Kyle Jaeger recently published an article in Marijuana Moment, reporting on “Decriminalize Nature,” a new advocacy group seeking to decriminalize psychedelic plants and fungi in Oakland.
Three Notes about Efforts in Oakland by “Decriminalize Nature” to Decriminalize Psychedelic Drugs
Here are are three take-aways from Mr. Jaeger’s article:
- The Oakland group is seeking decimalization at the city level, like Denver.
- The Oakland group seeks decriminalization of the following substances: “mushrooms, cacti, iboga containing plants and/or extracted combinations of plants similar to ayahuasca,” Notably the decriminalization effort is focused on naturally occurring organisms, i.e., “entheogenic plants, fungi and natural sources.” Although not explicitly excluded, the group does not appear focused on decriminalizing pure synthetic drugs, like LSD.
- The Oakland group does seek to include “extracted combinations of plants similar to ayahuasca.” In other words, their decriminalization efforts are not limited to only plants and fungi. Rather, they seek to include certain levels of processed plant products, i.e., combinations of materials extracted from these organisms.
Based on Mr. Jaeger’s report, the decriminalization scheme in Oakland would allow for making formulated products. Decriminalizing both the plants and extracts of those plants would allow for designer recombinations of the same, e.g., the “extracted combinations” specifically exemplified in the group’s language.
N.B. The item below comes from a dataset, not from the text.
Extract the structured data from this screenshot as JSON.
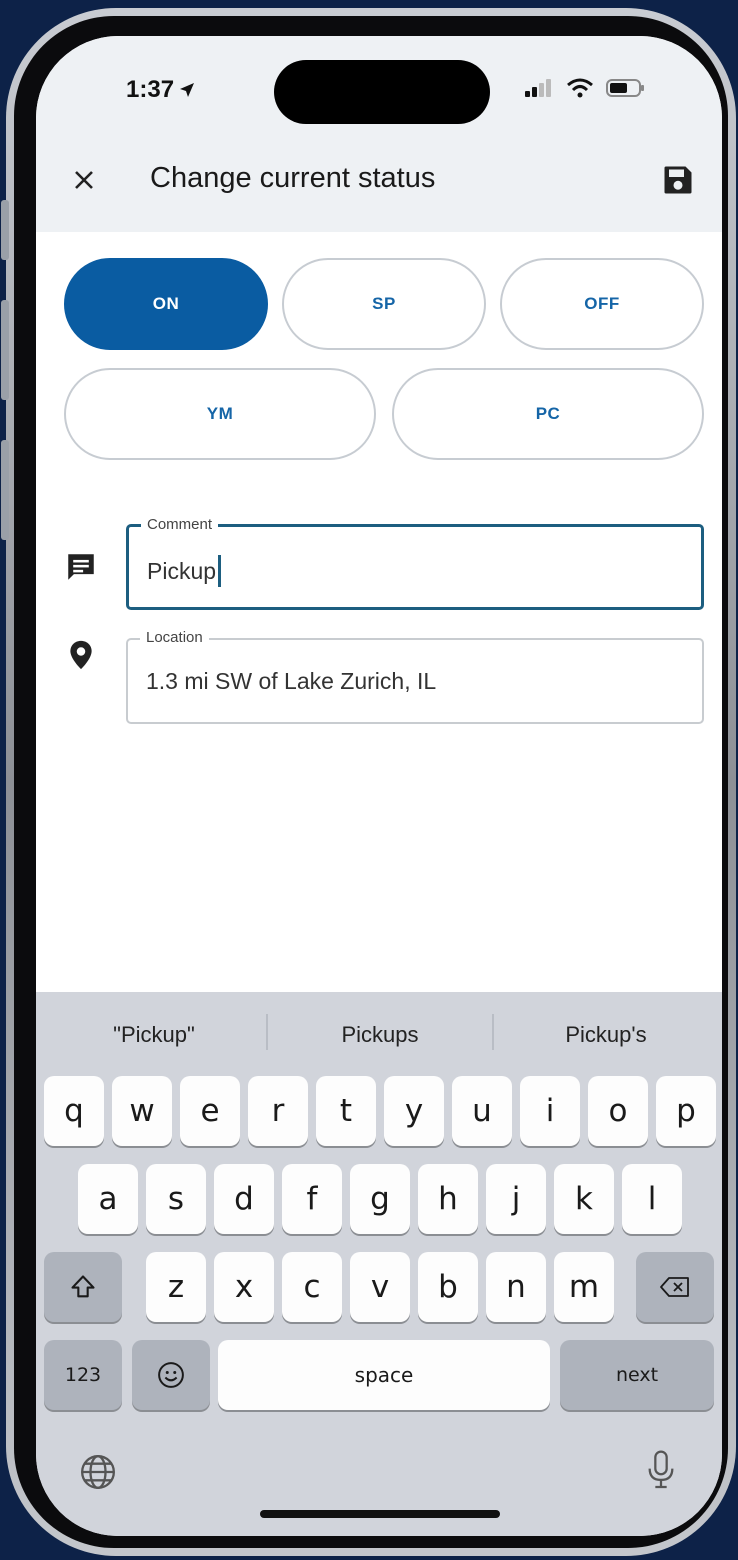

Again, the Decriminalize Nature efforts are in their infancy. We will look forward to further developments.
Questions about the Article:
You refer to “ongoing efforts to decriminalize and legalize psilocybin for medical purposes in Denver and Oregon, respectively.” Psilocybin is a single pure compound. COMPASS. The Denver efforts focus on decriminalizing mushrooms, like Stamets.